> [What to produce]:
Starting at the top line and ending at the bottom one, repeat the entries exactly and drop every picture.

*** Material for this task ***

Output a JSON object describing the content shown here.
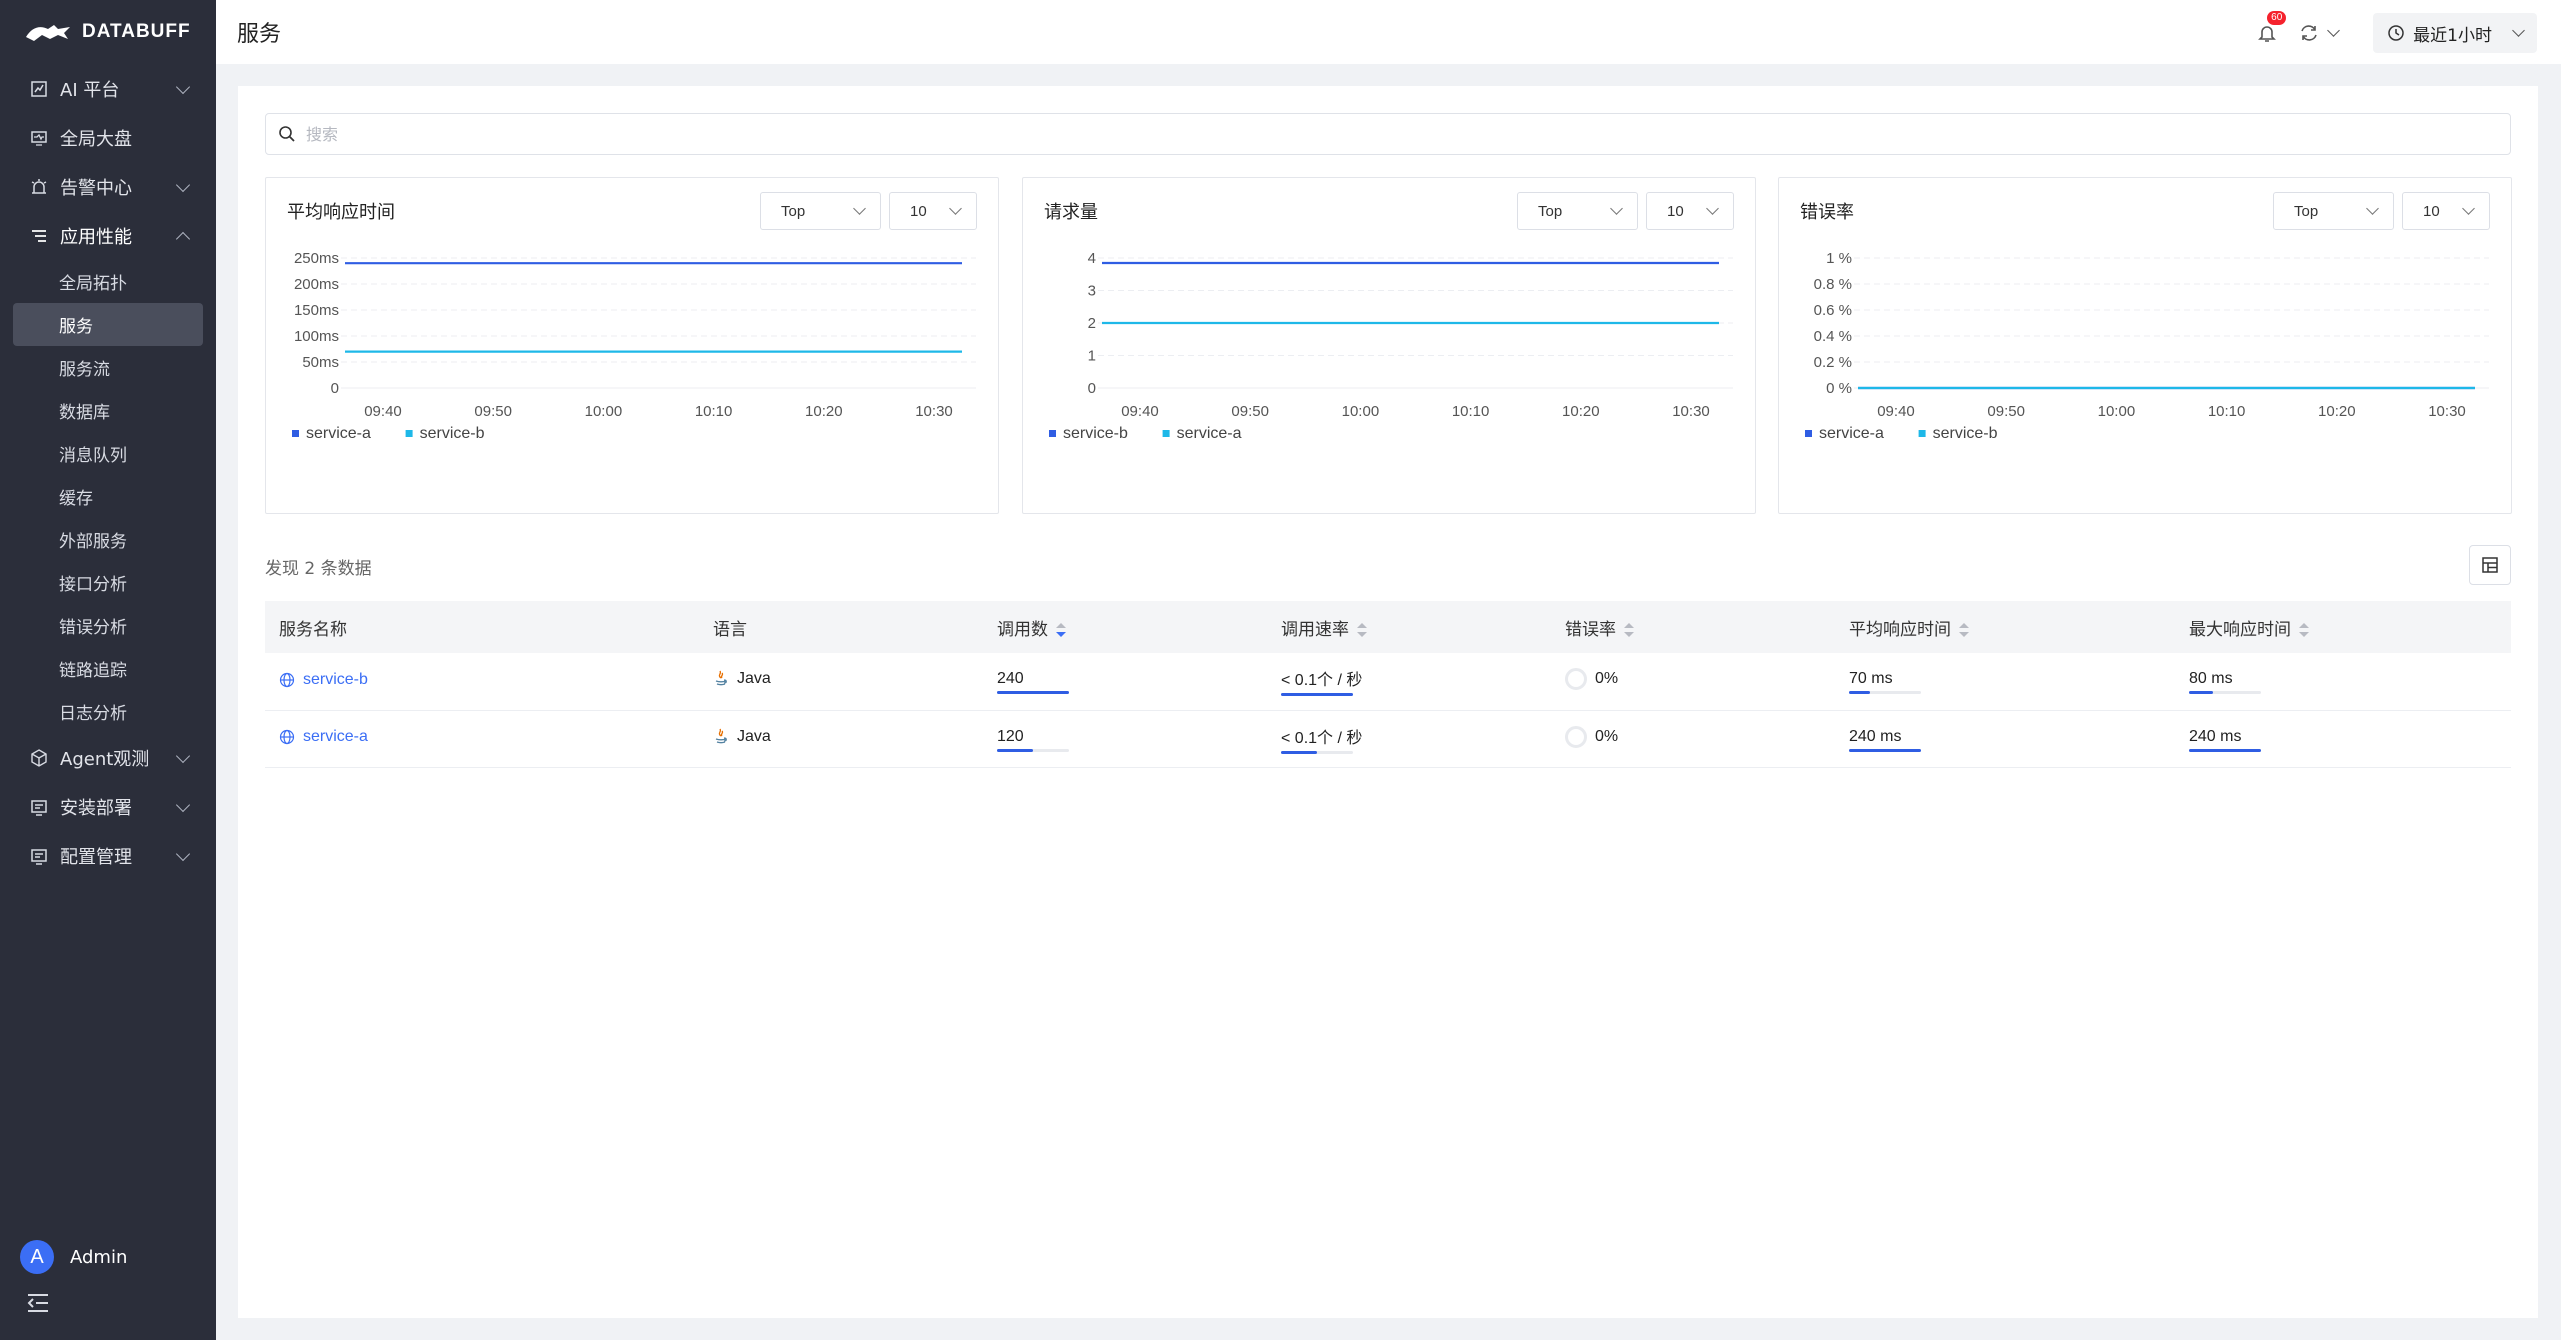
{
  "app": {
    "name": "DATABUFF"
  },
  "sidebar": {
    "items": [
      {
        "label": "AI 平台",
        "icon": "chart-icon",
        "expandable": true
      },
      {
        "label": "全局大盘",
        "icon": "monitor-icon",
        "expandable": false
      },
      {
        "label": "告警中心",
        "icon": "alarm-icon",
        "expandable": true
      },
      {
        "label": "应用性能",
        "icon": "filter-icon",
        "expandable": true,
        "expanded": true
      }
    ],
    "sub_items": [
      "全局拓扑",
      "服务",
      "服务流",
      "数据库",
      "消息队列",
      "缓存",
      "外部服务",
      "接口分析",
      "错误分析",
      "链路追踪",
      "日志分析"
    ],
    "active_sub": "服务",
    "bottom_items": [
      {
        "label": "Agent观测",
        "icon": "cube-icon"
      },
      {
        "label": "安装部署",
        "icon": "install-icon"
      },
      {
        "label": "配置管理",
        "icon": "config-icon"
      }
    ],
    "user": {
      "initial": "A",
      "name": "Admin"
    }
  },
  "header": {
    "title": "服务",
    "notification_count": "60",
    "time_range": "最近1小时"
  },
  "search": {
    "placeholder": "搜索"
  },
  "charts_ui": [
    {
      "title": "平均响应时间",
      "mode": "Top",
      "count": "10"
    },
    {
      "title": "请求量",
      "mode": "Top",
      "count": "10"
    },
    {
      "title": "错误率",
      "mode": "Top",
      "count": "10"
    }
  ],
  "chart_data": [
    {
      "type": "line",
      "title": "平均响应时间",
      "x": [
        "09:40",
        "09:50",
        "10:00",
        "10:10",
        "10:20",
        "10:30"
      ],
      "y_ticks": [
        "0",
        "50ms",
        "100ms",
        "150ms",
        "200ms",
        "250ms"
      ],
      "ylim": [
        0,
        250
      ],
      "series": [
        {
          "name": "service-a",
          "color": "#2f5de3",
          "value": 240
        },
        {
          "name": "service-b",
          "color": "#1eb8e8",
          "value": 70
        }
      ]
    },
    {
      "type": "line",
      "title": "请求量",
      "x": [
        "09:40",
        "09:50",
        "10:00",
        "10:10",
        "10:20",
        "10:30"
      ],
      "y_ticks": [
        "0",
        "1",
        "2",
        "3",
        "4"
      ],
      "ylim": [
        0,
        4
      ],
      "series": [
        {
          "name": "service-b",
          "color": "#2f5de3",
          "value": 4
        },
        {
          "name": "service-a",
          "color": "#1eb8e8",
          "value": 2
        }
      ]
    },
    {
      "type": "line",
      "title": "错误率",
      "x": [
        "09:40",
        "09:50",
        "10:00",
        "10:10",
        "10:20",
        "10:30"
      ],
      "y_ticks": [
        "0 %",
        "0.2 %",
        "0.4 %",
        "0.6 %",
        "0.8 %",
        "1 %"
      ],
      "ylim": [
        0,
        1
      ],
      "series": [
        {
          "name": "service-a",
          "color": "#2f5de3",
          "value": 0
        },
        {
          "name": "service-b",
          "color": "#1eb8e8",
          "value": 0
        }
      ]
    }
  ],
  "table": {
    "found_text": "发现 2 条数据",
    "columns": [
      "服务名称",
      "语言",
      "调用数",
      "调用速率",
      "错误率",
      "平均响应时间",
      "最大响应时间"
    ],
    "rows": [
      {
        "name": "service-b",
        "lang": "Java",
        "calls": "240",
        "calls_ratio": 1.0,
        "rate": "< 0.1个 / 秒",
        "rate_ratio": 1.0,
        "error": "0%",
        "avg": "70 ms",
        "avg_ratio": 0.29,
        "max": "80 ms",
        "max_ratio": 0.33
      },
      {
        "name": "service-a",
        "lang": "Java",
        "calls": "120",
        "calls_ratio": 0.5,
        "rate": "< 0.1个 / 秒",
        "rate_ratio": 0.5,
        "error": "0%",
        "avg": "240 ms",
        "avg_ratio": 1.0,
        "max": "240 ms",
        "max_ratio": 1.0
      }
    ]
  }
}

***

> [Response area]:
Output a JSON object describing the content shown here.
{
  "app": {
    "name": "DATABUFF"
  },
  "sidebar": {
    "items": [
      {
        "label": "AI 平台",
        "icon": "chart-icon",
        "expandable": true
      },
      {
        "label": "全局大盘",
        "icon": "monitor-icon",
        "expandable": false
      },
      {
        "label": "告警中心",
        "icon": "alarm-icon",
        "expandable": true
      },
      {
        "label": "应用性能",
        "icon": "filter-icon",
        "expandable": true,
        "expanded": true
      }
    ],
    "sub_items": [
      "全局拓扑",
      "服务",
      "服务流",
      "数据库",
      "消息队列",
      "缓存",
      "外部服务",
      "接口分析",
      "错误分析",
      "链路追踪",
      "日志分析"
    ],
    "active_sub": "服务",
    "bottom_items": [
      {
        "label": "Agent观测",
        "icon": "cube-icon"
      },
      {
        "label": "安装部署",
        "icon": "install-icon"
      },
      {
        "label": "配置管理",
        "icon": "config-icon"
      }
    ],
    "user": {
      "initial": "A",
      "name": "Admin"
    }
  },
  "header": {
    "title": "服务",
    "notification_count": "60",
    "time_range": "最近1小时"
  },
  "search": {
    "placeholder": "搜索"
  },
  "charts_ui": [
    {
      "title": "平均响应时间",
      "mode": "Top",
      "count": "10"
    },
    {
      "title": "请求量",
      "mode": "Top",
      "count": "10"
    },
    {
      "title": "错误率",
      "mode": "Top",
      "count": "10"
    }
  ],
  "chart_data": [
    {
      "type": "line",
      "title": "平均响应时间",
      "x": [
        "09:40",
        "09:50",
        "10:00",
        "10:10",
        "10:20",
        "10:30"
      ],
      "y_ticks": [
        "0",
        "50ms",
        "100ms",
        "150ms",
        "200ms",
        "250ms"
      ],
      "ylim": [
        0,
        250
      ],
      "series": [
        {
          "name": "service-a",
          "color": "#2f5de3",
          "value": 240
        },
        {
          "name": "service-b",
          "color": "#1eb8e8",
          "value": 70
        }
      ]
    },
    {
      "type": "line",
      "title": "请求量",
      "x": [
        "09:40",
        "09:50",
        "10:00",
        "10:10",
        "10:20",
        "10:30"
      ],
      "y_ticks": [
        "0",
        "1",
        "2",
        "3",
        "4"
      ],
      "ylim": [
        0,
        4
      ],
      "series": [
        {
          "name": "service-b",
          "color": "#2f5de3",
          "value": 4
        },
        {
          "name": "service-a",
          "color": "#1eb8e8",
          "value": 2
        }
      ]
    },
    {
      "type": "line",
      "title": "错误率",
      "x": [
        "09:40",
        "09:50",
        "10:00",
        "10:10",
        "10:20",
        "10:30"
      ],
      "y_ticks": [
        "0 %",
        "0.2 %",
        "0.4 %",
        "0.6 %",
        "0.8 %",
        "1 %"
      ],
      "ylim": [
        0,
        1
      ],
      "series": [
        {
          "name": "service-a",
          "color": "#2f5de3",
          "value": 0
        },
        {
          "name": "service-b",
          "color": "#1eb8e8",
          "value": 0
        }
      ]
    }
  ],
  "table": {
    "found_text": "发现 2 条数据",
    "columns": [
      "服务名称",
      "语言",
      "调用数",
      "调用速率",
      "错误率",
      "平均响应时间",
      "最大响应时间"
    ],
    "rows": [
      {
        "name": "service-b",
        "lang": "Java",
        "calls": "240",
        "calls_ratio": 1.0,
        "rate": "< 0.1个 / 秒",
        "rate_ratio": 1.0,
        "error": "0%",
        "avg": "70 ms",
        "avg_ratio": 0.29,
        "max": "80 ms",
        "max_ratio": 0.33
      },
      {
        "name": "service-a",
        "lang": "Java",
        "calls": "120",
        "calls_ratio": 0.5,
        "rate": "< 0.1个 / 秒",
        "rate_ratio": 0.5,
        "error": "0%",
        "avg": "240 ms",
        "avg_ratio": 1.0,
        "max": "240 ms",
        "max_ratio": 1.0
      }
    ]
  }
}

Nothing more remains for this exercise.